The output should match the data below line for line.

---- Exercise materials

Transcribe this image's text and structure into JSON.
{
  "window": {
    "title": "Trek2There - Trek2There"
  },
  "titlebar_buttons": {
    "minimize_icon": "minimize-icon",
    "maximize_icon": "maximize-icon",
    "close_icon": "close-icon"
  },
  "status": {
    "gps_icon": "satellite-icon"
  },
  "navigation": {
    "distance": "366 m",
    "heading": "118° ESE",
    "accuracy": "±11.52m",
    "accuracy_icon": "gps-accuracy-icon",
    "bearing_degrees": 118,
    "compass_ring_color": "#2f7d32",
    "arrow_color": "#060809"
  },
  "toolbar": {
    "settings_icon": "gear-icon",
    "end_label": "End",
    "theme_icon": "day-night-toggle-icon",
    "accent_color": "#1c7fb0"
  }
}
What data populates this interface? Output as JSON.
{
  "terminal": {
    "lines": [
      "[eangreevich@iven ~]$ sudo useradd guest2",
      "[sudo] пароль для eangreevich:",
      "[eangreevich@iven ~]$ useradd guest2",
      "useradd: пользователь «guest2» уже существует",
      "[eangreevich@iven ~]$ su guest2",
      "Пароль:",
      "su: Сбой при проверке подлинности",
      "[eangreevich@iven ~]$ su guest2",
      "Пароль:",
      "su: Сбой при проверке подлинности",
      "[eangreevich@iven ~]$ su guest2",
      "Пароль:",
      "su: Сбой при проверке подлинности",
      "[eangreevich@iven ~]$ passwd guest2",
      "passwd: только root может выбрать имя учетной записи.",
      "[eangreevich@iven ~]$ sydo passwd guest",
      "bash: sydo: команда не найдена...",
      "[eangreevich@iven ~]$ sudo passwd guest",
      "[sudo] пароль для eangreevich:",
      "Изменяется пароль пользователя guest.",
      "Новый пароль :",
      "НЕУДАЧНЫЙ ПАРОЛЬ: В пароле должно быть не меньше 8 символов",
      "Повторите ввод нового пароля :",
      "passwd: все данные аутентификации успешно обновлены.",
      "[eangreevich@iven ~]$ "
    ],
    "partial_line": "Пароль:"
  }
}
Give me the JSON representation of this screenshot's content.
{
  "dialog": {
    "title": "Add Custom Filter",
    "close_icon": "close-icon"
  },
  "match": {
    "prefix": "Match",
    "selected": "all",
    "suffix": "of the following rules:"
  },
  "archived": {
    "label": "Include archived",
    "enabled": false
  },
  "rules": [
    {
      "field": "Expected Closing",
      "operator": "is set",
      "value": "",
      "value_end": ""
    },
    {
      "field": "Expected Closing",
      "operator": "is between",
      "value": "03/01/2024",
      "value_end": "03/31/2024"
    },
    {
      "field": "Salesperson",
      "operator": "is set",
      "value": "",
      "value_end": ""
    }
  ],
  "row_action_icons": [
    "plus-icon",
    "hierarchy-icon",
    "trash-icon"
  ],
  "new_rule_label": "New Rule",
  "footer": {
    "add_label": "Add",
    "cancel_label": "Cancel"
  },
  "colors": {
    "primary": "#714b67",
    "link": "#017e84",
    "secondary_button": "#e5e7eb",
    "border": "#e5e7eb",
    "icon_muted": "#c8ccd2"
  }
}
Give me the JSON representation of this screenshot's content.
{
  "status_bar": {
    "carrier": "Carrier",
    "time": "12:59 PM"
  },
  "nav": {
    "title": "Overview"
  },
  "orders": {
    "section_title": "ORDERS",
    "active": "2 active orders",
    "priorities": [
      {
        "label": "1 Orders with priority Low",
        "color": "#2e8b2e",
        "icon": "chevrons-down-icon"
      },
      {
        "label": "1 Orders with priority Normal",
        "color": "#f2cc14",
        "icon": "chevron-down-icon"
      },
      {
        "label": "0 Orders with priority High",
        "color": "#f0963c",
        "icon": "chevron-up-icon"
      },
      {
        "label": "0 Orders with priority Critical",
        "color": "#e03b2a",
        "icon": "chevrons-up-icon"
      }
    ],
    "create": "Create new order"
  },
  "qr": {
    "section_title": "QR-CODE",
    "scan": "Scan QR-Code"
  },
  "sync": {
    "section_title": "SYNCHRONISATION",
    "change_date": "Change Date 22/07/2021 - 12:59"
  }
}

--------

§ Result for this task:
Transcribe this image's text and structure into JSON.
{
  "window": {
    "title": "Trek2There - Trek2There"
  },
  "titlebar_buttons": {
    "minimize_icon": "minimize-icon",
    "maximize_icon": "maximize-icon",
    "close_icon": "close-icon"
  },
  "status": {
    "gps_icon": "satellite-icon"
  },
  "navigation": {
    "distance": "366 m",
    "heading": "118° ESE",
    "accuracy": "±11.52m",
    "accuracy_icon": "gps-accuracy-icon",
    "bearing_degrees": 118,
    "compass_ring_color": "#2f7d32",
    "arrow_color": "#060809"
  },
  "toolbar": {
    "settings_icon": "gear-icon",
    "end_label": "End",
    "theme_icon": "day-night-toggle-icon",
    "accent_color": "#1c7fb0"
  }
}
What data populates this interface? Output as JSON.
{
  "terminal": {
    "lines": [
      "[eangreevich@iven ~]$ sudo useradd guest2",
      "[sudo] пароль для eangreevich:",
      "[eangreevich@iven ~]$ useradd guest2",
      "useradd: пользователь «guest2» уже существует",
      "[eangreevich@iven ~]$ su guest2",
      "Пароль:",
      "su: Сбой при проверке подлинности",
      "[eangreevich@iven ~]$ su guest2",
      "Пароль:",
      "su: Сбой при проверке подлинности",
      "[eangreevich@iven ~]$ su guest2",
      "Пароль:",
      "su: Сбой при проверке подлинности",
      "[eangreevich@iven ~]$ passwd guest2",
      "passwd: только root может выбрать имя учетной записи.",
      "[eangreevich@iven ~]$ sydo passwd guest",
      "bash: sydo: команда не найдена...",
      "[eangreevich@iven ~]$ sudo passwd guest",
      "[sudo] пароль для eangreevich:",
      "Изменяется пароль пользователя guest.",
      "Новый пароль :",
      "НЕУДАЧНЫЙ ПАРОЛЬ: В пароле должно быть не меньше 8 символов",
      "Повторите ввод нового пароля :",
      "passwd: все данные аутентификации успешно обновлены.",
      "[eangreevich@iven ~]$ "
    ],
    "partial_line": "Пароль:"
  }
}
Give me the JSON representation of this screenshot's content.
{
  "dialog": {
    "title": "Add Custom Filter",
    "close_icon": "close-icon"
  },
  "match": {
    "prefix": "Match",
    "selected": "all",
    "suffix": "of the following rules:"
  },
  "archived": {
    "label": "Include archived",
    "enabled": false
  },
  "rules": [
    {
      "field": "Expected Closing",
      "operator": "is set",
      "value": "",
      "value_end": ""
    },
    {
      "field": "Expected Closing",
      "operator": "is between",
      "value": "03/01/2024",
      "value_end": "03/31/2024"
    },
    {
      "field": "Salesperson",
      "operator": "is set",
      "value": "",
      "value_end": ""
    }
  ],
  "row_action_icons": [
    "plus-icon",
    "hierarchy-icon",
    "trash-icon"
  ],
  "new_rule_label": "New Rule",
  "footer": {
    "add_label": "Add",
    "cancel_label": "Cancel"
  },
  "colors": {
    "primary": "#714b67",
    "link": "#017e84",
    "secondary_button": "#e5e7eb",
    "border": "#e5e7eb",
    "icon_muted": "#c8ccd2"
  }
}
Give me the JSON representation of this screenshot's content.
{
  "status_bar": {
    "carrier": "Carrier",
    "time": "12:59 PM"
  },
  "nav": {
    "title": "Overview"
  },
  "orders": {
    "section_title": "ORDERS",
    "active": "2 active orders",
    "priorities": [
      {
        "label": "1 Orders with priority Low",
        "color": "#2e8b2e",
        "icon": "chevrons-down-icon"
      },
      {
        "label": "1 Orders with priority Normal",
        "color": "#f2cc14",
        "icon": "chevron-down-icon"
      },
      {
        "label": "0 Orders with priority High",
        "color": "#f0963c",
        "icon": "chevron-up-icon"
      },
      {
        "label": "0 Orders with priority Critical",
        "color": "#e03b2a",
        "icon": "chevrons-up-icon"
      }
    ],
    "create": "Create new order"
  },
  "qr": {
    "section_title": "QR-CODE",
    "scan": "Scan QR-Code"
  },
  "sync": {
    "section_title": "SYNCHRONISATION",
    "change_date": "Change Date 22/07/2021 - 12:59"
  }
}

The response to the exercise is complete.